*About this exercise*: Every record below should be retyped exactly, and no picture should appear in the copy.

=== Supplied material ===

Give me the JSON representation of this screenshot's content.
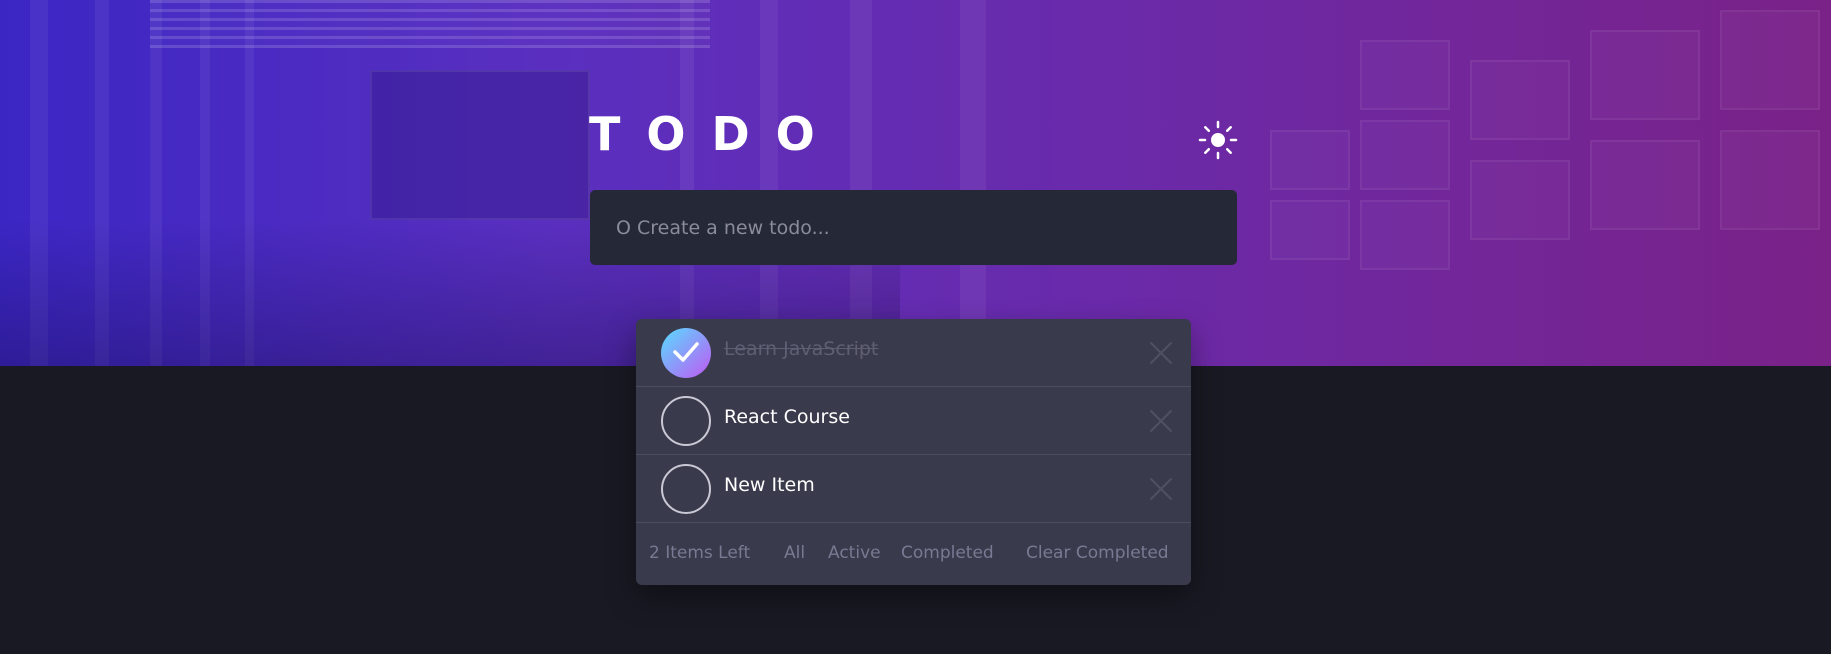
{
  "app": {
    "title": "TODO"
  },
  "new_todo": {
    "placeholder": "O Create a new todo..."
  },
  "todos": [
    {
      "label": "Learn JavaScript",
      "completed": true
    },
    {
      "label": "React Course",
      "completed": false
    },
    {
      "label": "New Item",
      "completed": false
    }
  ],
  "footer": {
    "items_left": "2 Items Left",
    "filter_all": "All",
    "filter_active": "Active",
    "filter_completed": "Completed",
    "clear_completed": "Clear Completed"
  },
  "icons": {
    "theme_toggle": "sun-icon",
    "check": "check-icon",
    "delete": "cross-icon"
  },
  "colors": {
    "check_gradient_start": "#57ddff",
    "check_gradient_end": "#c058f3",
    "background": "#181922",
    "card": "#393a4b"
  }
}
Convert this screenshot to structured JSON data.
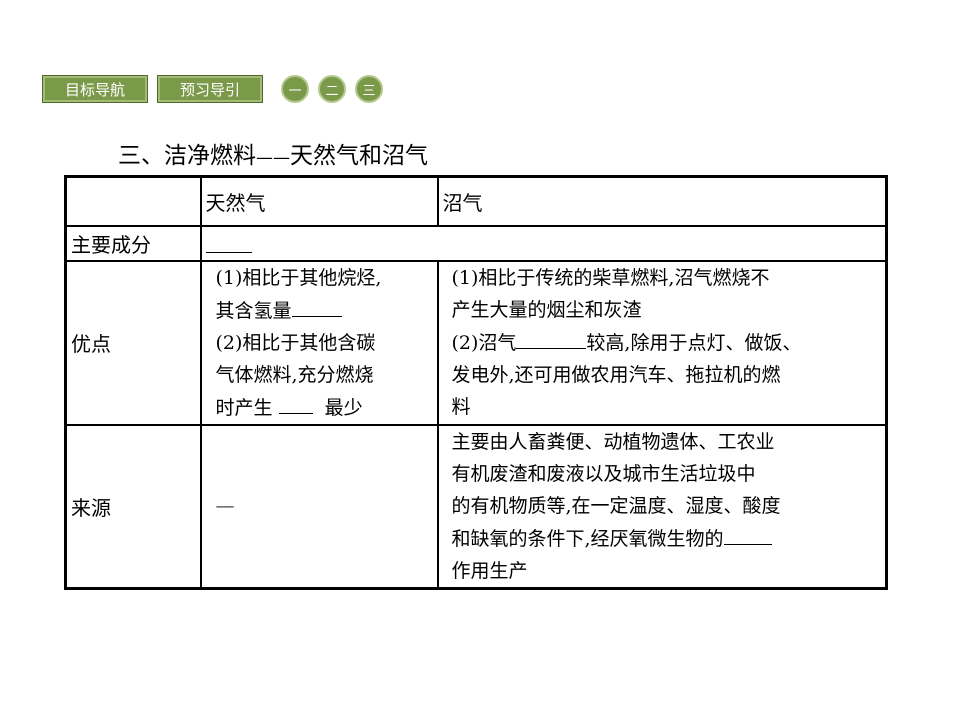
{
  "nav": {
    "buttons": [
      "目标导航",
      "预习导引"
    ],
    "sections": [
      "一",
      "二",
      "三"
    ]
  },
  "title": {
    "main": "三、洁净燃料",
    "dash": "——",
    "sub": "天然气和沼气"
  },
  "table": {
    "header": [
      "",
      "天然气",
      "沼气"
    ],
    "rows": {
      "component": {
        "label": "主要成分"
      },
      "advantage": {
        "label": "优点",
        "natural_gas": {
          "line1": "(1)相比于其他烷烃,",
          "line2_pre": "其含氢量",
          "line3": "(2)相比于其他含碳",
          "line4": "气体燃料,充分燃烧",
          "line5_pre": "时产生",
          "line5_post": "最少"
        },
        "biogas": {
          "line1": "(1)相比于传统的柴草燃料,沼气燃烧不",
          "line2": "产生大量的烟尘和灰渣",
          "line3_pre": "(2)沼气",
          "line3_post": "较高,除用于点灯、做饭、",
          "line4": "发电外,还可用做农用汽车、拖拉机的燃",
          "line5": "料"
        }
      },
      "source": {
        "label": "来源",
        "natural_gas": "—",
        "biogas": {
          "line1": "主要由人畜粪便、动植物遗体、工农业",
          "line2": "有机废渣和废液以及城市生活垃圾中",
          "line3": "的有机物质等,在一定温度、湿度、酸度",
          "line4_pre": "和缺氧的条件下,经厌氧微生物的",
          "line5": "作用生产"
        }
      }
    }
  },
  "colors": {
    "nav_green": "#7a9a4a"
  }
}
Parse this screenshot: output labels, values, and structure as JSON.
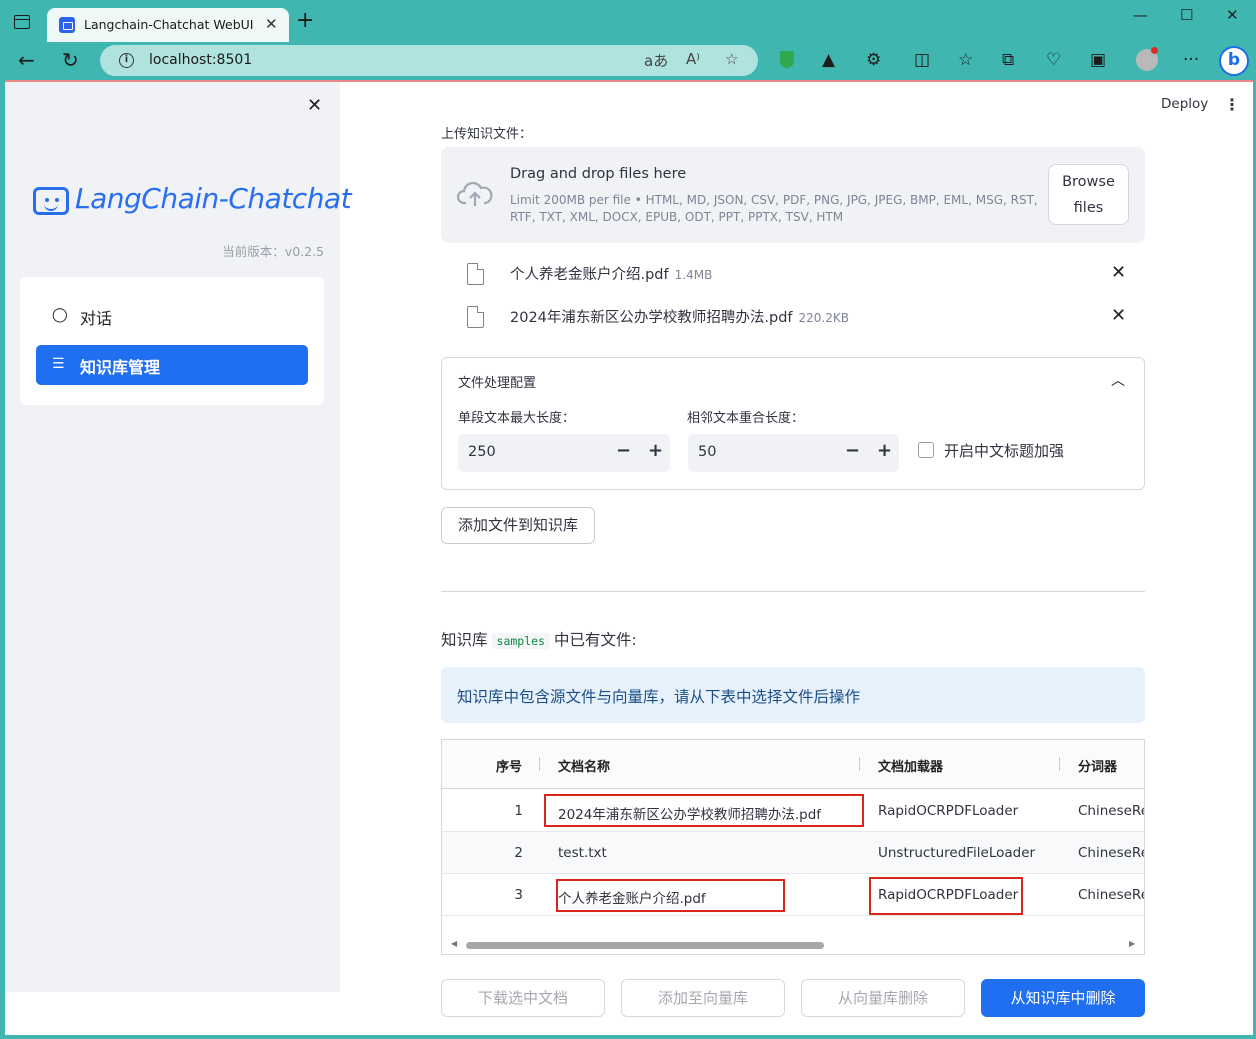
{
  "browser": {
    "tab_title": "Langchain-Chatchat WebUI",
    "tab_close": "✕",
    "new_tab": "+",
    "url": "localhost:8501",
    "win_min": "—",
    "win_max": "☐",
    "win_close": "✕"
  },
  "sidebar": {
    "close": "✕",
    "logo_text": "LangChain-Chatchat",
    "version": "当前版本：v0.2.5",
    "items": [
      {
        "label": "对话",
        "icon": "chat-bubble-icon",
        "active": false
      },
      {
        "label": "知识库管理",
        "icon": "database-icon",
        "active": true
      }
    ]
  },
  "header": {
    "deploy": "Deploy",
    "menu": "⋮"
  },
  "upload": {
    "label": "上传知识文件：",
    "dz_title": "Drag and drop files here",
    "dz_limit": "Limit 200MB per file • HTML, MD, JSON, CSV, PDF, PNG, JPG, JPEG, BMP, EML, MSG, RST, RTF, TXT, XML, DOCX, EPUB, ODT, PPT, PPTX, TSV, HTM",
    "browse": "Browse files",
    "files": [
      {
        "name": "个人养老金账户介绍.pdf",
        "size": "1.4MB"
      },
      {
        "name": "2024年浦东新区公办学校教师招聘办法.pdf",
        "size": "220.2KB"
      }
    ]
  },
  "config": {
    "title": "文件处理配置",
    "max_len_label": "单段文本最大长度：",
    "max_len_value": "250",
    "overlap_label": "相邻文本重合长度：",
    "overlap_value": "50",
    "chinese_title_label": "开启中文标题加强",
    "chinese_title_checked": false,
    "minus": "−",
    "plus": "+"
  },
  "add_button": "添加文件到知识库",
  "kb": {
    "prefix": "知识库",
    "name": "samples",
    "suffix": "中已有文件:",
    "info": "知识库中包含源文件与向量库，请从下表中选择文件后操作"
  },
  "table": {
    "headers": [
      "序号",
      "文档名称",
      "文档加载器",
      "分词器"
    ],
    "rows": [
      {
        "no": "1",
        "name": "2024年浦东新区公办学校教师招聘办法.pdf",
        "loader": "RapidOCRPDFLoader",
        "splitter": "ChineseRe"
      },
      {
        "no": "2",
        "name": "test.txt",
        "loader": "UnstructuredFileLoader",
        "splitter": "ChineseRe"
      },
      {
        "no": "3",
        "name": "个人养老金账户介绍.pdf",
        "loader": "RapidOCRPDFLoader",
        "splitter": "ChineseRe"
      }
    ]
  },
  "actions": {
    "download": "下载选中文档",
    "add_vector": "添加至向量库",
    "remove_vector": "从向量库删除",
    "delete_kb": "从知识库中删除"
  },
  "colors": {
    "accent": "#1f6ff0",
    "highlight": "#d9261c",
    "browser_chrome": "#3fb7b0"
  }
}
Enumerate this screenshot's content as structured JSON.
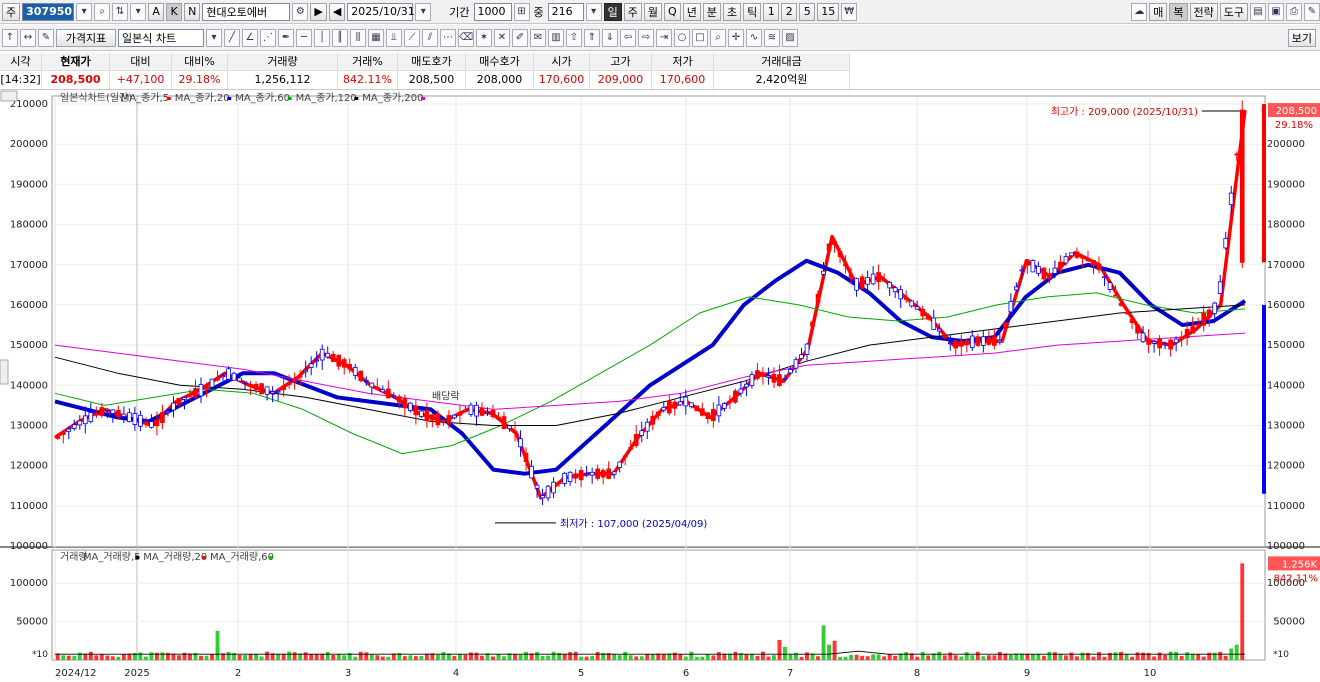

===

*Solved problem*:
Give me the JSON representation of this screenshot's content.
{
  "app": {
    "title": "TODO"
  },
  "new_todo": {
    "placeholder": "O Create a new todo..."
  },
  "todos": [
    {
      "label": "Learn JavaScript",
      "completed": true
    },
    {
      "label": "React Course",
      "completed": false
    },
    {
      "label": "New Item",
      "completed": false
    }
  ],
  "footer": {
    "items_left": "2 Items Left",
    "filter_all": "All",
    "filter_active": "Active",
    "filter_completed": "Completed",
    "clear_completed": "Clear Completed"
  },
  "icons": {
    "theme_toggle": "sun-icon",
    "check": "check-icon",
    "delete": "cross-icon"
  },
  "colors": {
    "check_gradient_start": "#57ddff",
    "check_gradient_end": "#c058f3",
    "background": "#181922",
    "card": "#393a4b"
  }
}
Convert this screenshot to structured JSON data.
{
  "nav": {
    "buttons": [
      "目标导航",
      "预习导引"
    ],
    "sections": [
      "一",
      "二",
      "三"
    ]
  },
  "title": {
    "main": "三、洁净燃料",
    "dash": "——",
    "sub": "天然气和沼气"
  },
  "table": {
    "header": [
      "",
      "天然气",
      "沼气"
    ],
    "rows": {
      "component": {
        "label": "主要成分"
      },
      "advantage": {
        "label": "优点",
        "natural_gas": {
          "line1": "(1)相比于其他烷烃,",
          "line2_pre": "其含氢量",
          "line3": "(2)相比于其他含碳",
          "line4": "气体燃料,充分燃烧",
          "line5_pre": "时产生",
          "line5_post": "最少"
        },
        "biogas": {
          "line1": "(1)相比于传统的柴草燃料,沼气燃烧不",
          "line2": "产生大量的烟尘和灰渣",
          "line3_pre": "(2)沼气",
          "line3_post": "较高,除用于点灯、做饭、",
          "line4": "发电外,还可用做农用汽车、拖拉机的燃",
          "line5": "料"
        }
      },
      "source": {
        "label": "来源",
        "natural_gas": "—",
        "biogas": {
          "line1": "主要由人畜粪便、动植物遗体、工农业",
          "line2": "有机废渣和废液以及城市生活垃圾中",
          "line3": "的有机物质等,在一定温度、湿度、酸度",
          "line4_pre": "和缺氧的条件下,经厌氧微生物的",
          "line5": "作用生产"
        }
      }
    }
  },
  "colors": {
    "nav_green": "#7a9a4a"
  }
}
Parse this screenshot: output labels, values, and structure as JSON.
{
  "browser": {
    "tab_title": "Langchain-Chatchat WebUI",
    "tab_close": "✕",
    "new_tab": "+",
    "url": "localhost:8501",
    "win_min": "—",
    "win_max": "☐",
    "win_close": "✕"
  },
  "sidebar": {
    "close": "✕",
    "logo_text": "LangChain-Chatchat",
    "version": "当前版本：v0.2.5",
    "items": [
      {
        "label": "对话",
        "icon": "chat-bubble-icon",
        "active": false
      },
      {
        "label": "知识库管理",
        "icon": "database-icon",
        "active": true
      }
    ]
  },
  "header": {
    "deploy": "Deploy",
    "menu": "⋮"
  },
  "upload": {
    "label": "上传知识文件：",
    "dz_title": "Drag and drop files here",
    "dz_limit": "Limit 200MB per file • HTML, MD, JSON, CSV, PDF, PNG, JPG, JPEG, BMP, EML, MSG, RST, RTF, TXT, XML, DOCX, EPUB, ODT, PPT, PPTX, TSV, HTM",
    "browse": "Browse files",
    "files": [
      {
        "name": "个人养老金账户介绍.pdf",
        "size": "1.4MB"
      },
      {
        "name": "2024年浦东新区公办学校教师招聘办法.pdf",
        "size": "220.2KB"
      }
    ]
  },
  "config": {
    "title": "文件处理配置",
    "max_len_label": "单段文本最大长度：",
    "max_len_value": "250",
    "overlap_label": "相邻文本重合长度：",
    "overlap_value": "50",
    "chinese_title_label": "开启中文标题加强",
    "chinese_title_checked": false,
    "minus": "−",
    "plus": "+"
  },
  "add_button": "添加文件到知识库",
  "kb": {
    "prefix": "知识库",
    "name": "samples",
    "suffix": "中已有文件:",
    "info": "知识库中包含源文件与向量库，请从下表中选择文件后操作"
  },
  "table": {
    "headers": [
      "序号",
      "文档名称",
      "文档加载器",
      "分词器"
    ],
    "rows": [
      {
        "no": "1",
        "name": "2024年浦东新区公办学校教师招聘办法.pdf",
        "loader": "RapidOCRPDFLoader",
        "splitter": "ChineseRe"
      },
      {
        "no": "2",
        "name": "test.txt",
        "loader": "UnstructuredFileLoader",
        "splitter": "ChineseRe"
      },
      {
        "no": "3",
        "name": "个人养老金账户介绍.pdf",
        "loader": "RapidOCRPDFLoader",
        "splitter": "ChineseRe"
      }
    ]
  },
  "actions": {
    "download": "下载选中文档",
    "add_vector": "添加至向量库",
    "remove_vector": "从向量库删除",
    "delete_kb": "从知识库中删除"
  },
  "colors": {
    "accent": "#1f6ff0",
    "highlight": "#d9261c",
    "browser_chrome": "#3fb7b0"
  }
}
Enumerate this screenshot's content as structured JSON.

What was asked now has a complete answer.